--- Description of the task ---
Retype the material below, keeping each line identical.

--- Material for this task ---
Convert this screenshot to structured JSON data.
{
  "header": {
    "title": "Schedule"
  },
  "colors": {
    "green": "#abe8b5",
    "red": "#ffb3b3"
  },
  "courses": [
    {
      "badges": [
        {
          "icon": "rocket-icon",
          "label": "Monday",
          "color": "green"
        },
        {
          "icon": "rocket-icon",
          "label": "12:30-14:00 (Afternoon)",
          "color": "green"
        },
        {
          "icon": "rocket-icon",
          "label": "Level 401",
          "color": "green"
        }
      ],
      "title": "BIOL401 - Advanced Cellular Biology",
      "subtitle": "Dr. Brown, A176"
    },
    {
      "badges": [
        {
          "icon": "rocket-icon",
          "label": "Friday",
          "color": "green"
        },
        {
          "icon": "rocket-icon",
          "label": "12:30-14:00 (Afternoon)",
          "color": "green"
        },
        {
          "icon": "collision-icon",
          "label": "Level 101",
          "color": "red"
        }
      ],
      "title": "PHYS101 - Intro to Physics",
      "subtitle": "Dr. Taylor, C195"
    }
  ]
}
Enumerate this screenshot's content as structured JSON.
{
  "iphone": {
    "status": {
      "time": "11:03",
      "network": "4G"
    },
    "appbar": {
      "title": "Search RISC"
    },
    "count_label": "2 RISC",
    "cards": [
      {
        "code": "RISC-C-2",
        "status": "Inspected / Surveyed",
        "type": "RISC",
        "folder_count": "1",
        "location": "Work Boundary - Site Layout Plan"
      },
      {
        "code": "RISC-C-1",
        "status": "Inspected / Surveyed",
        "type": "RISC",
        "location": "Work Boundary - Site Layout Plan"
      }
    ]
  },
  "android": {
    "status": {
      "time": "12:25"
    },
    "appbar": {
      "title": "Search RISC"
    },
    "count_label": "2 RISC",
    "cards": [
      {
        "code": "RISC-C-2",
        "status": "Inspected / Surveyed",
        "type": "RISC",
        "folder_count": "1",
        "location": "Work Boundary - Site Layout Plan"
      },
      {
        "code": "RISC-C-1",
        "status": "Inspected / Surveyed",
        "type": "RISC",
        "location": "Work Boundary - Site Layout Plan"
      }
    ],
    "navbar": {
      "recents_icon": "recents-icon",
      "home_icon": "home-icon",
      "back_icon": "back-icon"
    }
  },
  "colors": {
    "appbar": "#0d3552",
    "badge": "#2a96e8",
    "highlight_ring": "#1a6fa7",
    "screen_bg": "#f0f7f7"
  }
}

--- Reply to the task ---
Convert this screenshot to structured JSON data.
{
  "header": {
    "title": "Schedule"
  },
  "colors": {
    "green": "#abe8b5",
    "red": "#ffb3b3"
  },
  "courses": [
    {
      "badges": [
        {
          "icon": "rocket-icon",
          "label": "Monday",
          "color": "green"
        },
        {
          "icon": "rocket-icon",
          "label": "12:30-14:00 (Afternoon)",
          "color": "green"
        },
        {
          "icon": "rocket-icon",
          "label": "Level 401",
          "color": "green"
        }
      ],
      "title": "BIOL401 - Advanced Cellular Biology",
      "subtitle": "Dr. Brown, A176"
    },
    {
      "badges": [
        {
          "icon": "rocket-icon",
          "label": "Friday",
          "color": "green"
        },
        {
          "icon": "rocket-icon",
          "label": "12:30-14:00 (Afternoon)",
          "color": "green"
        },
        {
          "icon": "collision-icon",
          "label": "Level 101",
          "color": "red"
        }
      ],
      "title": "PHYS101 - Intro to Physics",
      "subtitle": "Dr. Taylor, C195"
    }
  ]
}
Enumerate this screenshot's content as structured JSON.
{
  "iphone": {
    "status": {
      "time": "11:03",
      "network": "4G"
    },
    "appbar": {
      "title": "Search RISC"
    },
    "count_label": "2 RISC",
    "cards": [
      {
        "code": "RISC-C-2",
        "status": "Inspected / Surveyed",
        "type": "RISC",
        "folder_count": "1",
        "location": "Work Boundary - Site Layout Plan"
      },
      {
        "code": "RISC-C-1",
        "status": "Inspected / Surveyed",
        "type": "RISC",
        "location": "Work Boundary - Site Layout Plan"
      }
    ]
  },
  "android": {
    "status": {
      "time": "12:25"
    },
    "appbar": {
      "title": "Search RISC"
    },
    "count_label": "2 RISC",
    "cards": [
      {
        "code": "RISC-C-2",
        "status": "Inspected / Surveyed",
        "type": "RISC",
        "folder_count": "1",
        "location": "Work Boundary - Site Layout Plan"
      },
      {
        "code": "RISC-C-1",
        "status": "Inspected / Surveyed",
        "type": "RISC",
        "location": "Work Boundary - Site Layout Plan"
      }
    ],
    "navbar": {
      "recents_icon": "recents-icon",
      "home_icon": "home-icon",
      "back_icon": "back-icon"
    }
  },
  "colors": {
    "appbar": "#0d3552",
    "badge": "#2a96e8",
    "highlight_ring": "#1a6fa7",
    "screen_bg": "#f0f7f7"
  }
}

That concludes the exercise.